“As a small town, in order to attract people into this area, we need to find a niche that will bring people here and make them stay,” Rusk Chamber of Commerce office manager Connie Brown said. “The Rusk area has a surprising amount of racing history that I think could make us a racing destination.”

The purpose of the display will be to gauge local interest in the topic. If response to the exhibit is positive, the chamber will consider establishing a full-sized racing museum and will try to attract more racing venues into town.

A majority of the exhibits to be on display Saturday have been donated for the day by Racefab Inc. and the Phil Clark Foundation.

Racefab Inc. is a competition automobile manufacturing company that is owned and operated by the Jackson family in Rusk. Racefab custom-makes and designs race cars for any motorsports application. Racefab produced 83 vehicles for the Shelby Can-Am series as well as 14 cars for the Mario Andretti Racing School. Their designs have been used in races all around the world, as well as in the Sylvester Stallone movie “Driven,” according to Racefab.

Joel Jackson, owner of Racefab, has worked at the Chrysler/Shelby Performance Center and has helped design and develop the Shelby Viper, the V-8 Dakota and numerous racing designs. The Jacksons have funded and raced in many forms of motorsports, resulting in several first place and top ten finishes. In 1988, Joel Jackson was awarded the prestigious TRW International Motorsports Association “Mechanic of the Year” award for his work with Team Shelby.

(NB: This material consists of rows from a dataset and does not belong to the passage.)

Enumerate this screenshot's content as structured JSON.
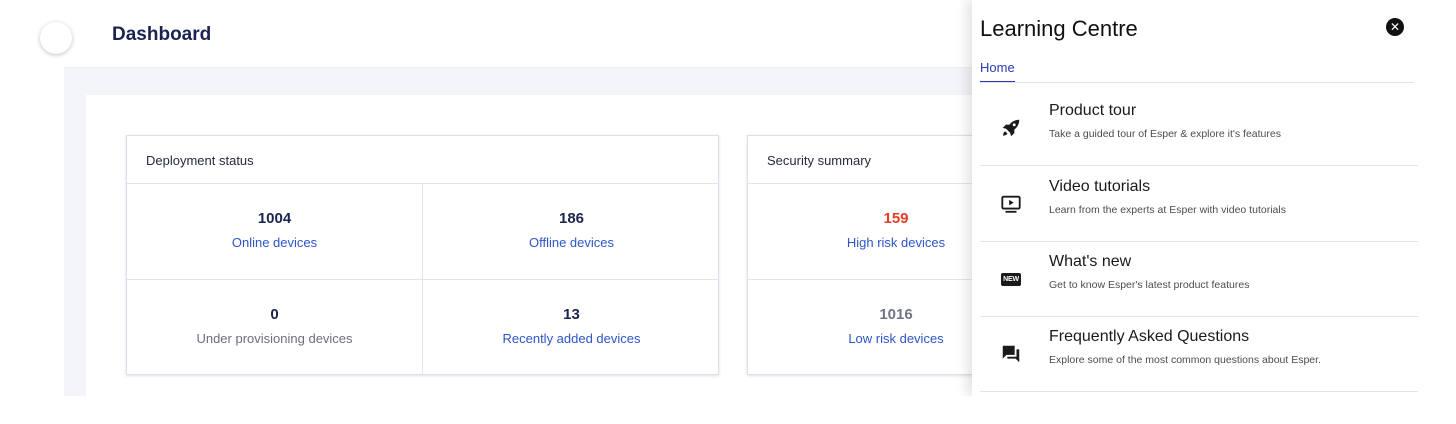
{
  "header": {
    "title": "Dashboard"
  },
  "deployment": {
    "title": "Deployment status",
    "cells": [
      {
        "value": "1004",
        "label": "Online devices"
      },
      {
        "value": "186",
        "label": "Offline devices"
      },
      {
        "value": "0",
        "label": "Under provisioning devices"
      },
      {
        "value": "13",
        "label": "Recently added devices"
      }
    ]
  },
  "security": {
    "title": "Security summary",
    "cells": [
      {
        "value": "159",
        "label": "High risk devices",
        "color": "#e03f25"
      },
      {
        "value": "1016",
        "label": "Low risk devices",
        "color": "#707585"
      }
    ]
  },
  "learning_centre": {
    "title": "Learning Centre",
    "tab": "Home",
    "items": [
      {
        "icon": "rocket-icon",
        "title": "Product tour",
        "description": "Take a guided tour of Esper & explore it's features"
      },
      {
        "icon": "video-play-icon",
        "title": "Video tutorials",
        "description": "Learn from the experts at Esper with video tutorials"
      },
      {
        "icon": "new-badge-icon",
        "badge": "NEW",
        "title": "What's new",
        "description": "Get to know Esper's latest product features"
      },
      {
        "icon": "chat-icon",
        "title": "Frequently Asked Questions",
        "description": "Explore some of the most common questions about Esper."
      }
    ]
  }
}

Holly Clark is a local freelance writer who resides in Rusk. She is the only daughter of Phillip Thomas Clark, the designer of the first Ford Mustang. Phil Clark died when Holly was just a little girl, and her family never volunteered information about her father. Holly grew up knowing nothing about her father’s work.

In her attic one day, Holly found a treasure trove of her father’s old things; old design sketches, diaries and pictures — all proving her father’s involvement in designing the first Mustang. Most of the pieces in Clark’s collection had never before been seen. Clark recently self-published a book, “Finding My Father,” the first in “The Man Behind the Pony” series.

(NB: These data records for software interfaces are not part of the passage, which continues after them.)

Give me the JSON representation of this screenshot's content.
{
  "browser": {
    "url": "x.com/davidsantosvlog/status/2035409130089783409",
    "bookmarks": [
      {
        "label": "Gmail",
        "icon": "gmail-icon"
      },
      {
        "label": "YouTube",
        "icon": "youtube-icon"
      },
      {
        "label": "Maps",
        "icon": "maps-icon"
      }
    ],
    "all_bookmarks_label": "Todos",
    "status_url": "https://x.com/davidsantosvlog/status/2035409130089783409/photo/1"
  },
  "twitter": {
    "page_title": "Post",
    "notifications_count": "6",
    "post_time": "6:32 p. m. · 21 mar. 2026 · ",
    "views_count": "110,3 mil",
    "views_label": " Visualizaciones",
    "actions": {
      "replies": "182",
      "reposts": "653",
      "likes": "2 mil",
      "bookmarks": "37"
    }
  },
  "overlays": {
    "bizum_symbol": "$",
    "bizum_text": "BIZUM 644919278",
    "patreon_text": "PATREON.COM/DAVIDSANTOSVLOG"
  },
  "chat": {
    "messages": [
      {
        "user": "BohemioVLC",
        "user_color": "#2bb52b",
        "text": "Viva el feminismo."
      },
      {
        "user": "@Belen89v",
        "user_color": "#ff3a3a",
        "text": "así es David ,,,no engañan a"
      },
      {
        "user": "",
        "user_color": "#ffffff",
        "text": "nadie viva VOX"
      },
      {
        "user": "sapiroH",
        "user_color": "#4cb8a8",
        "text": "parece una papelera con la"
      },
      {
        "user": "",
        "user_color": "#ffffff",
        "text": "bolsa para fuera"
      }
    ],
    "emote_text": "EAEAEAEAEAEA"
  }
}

“It’s really amazing that these two groups would both end up in Rusk so close to each other,” Brown said. “There’s a lot of automobile and racing history right here in Rusk.”

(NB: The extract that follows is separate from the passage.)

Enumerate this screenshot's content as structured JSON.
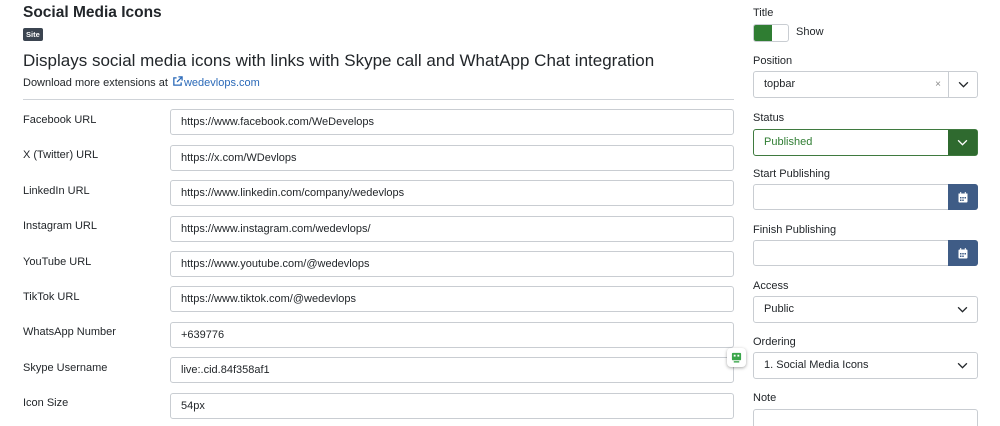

Also tied into the car/racing theme of the exhibit is the 2nd annual Mustang Stampede that will follow the parade and will feature nearly 100 Mustangs from around the world.

The Mustangs will parade around the square at 11:30 a.m. Saturday and will then park so patrons can take a closer look. Holly Clark will be present at the Stampede for an autograph session to help promote her book.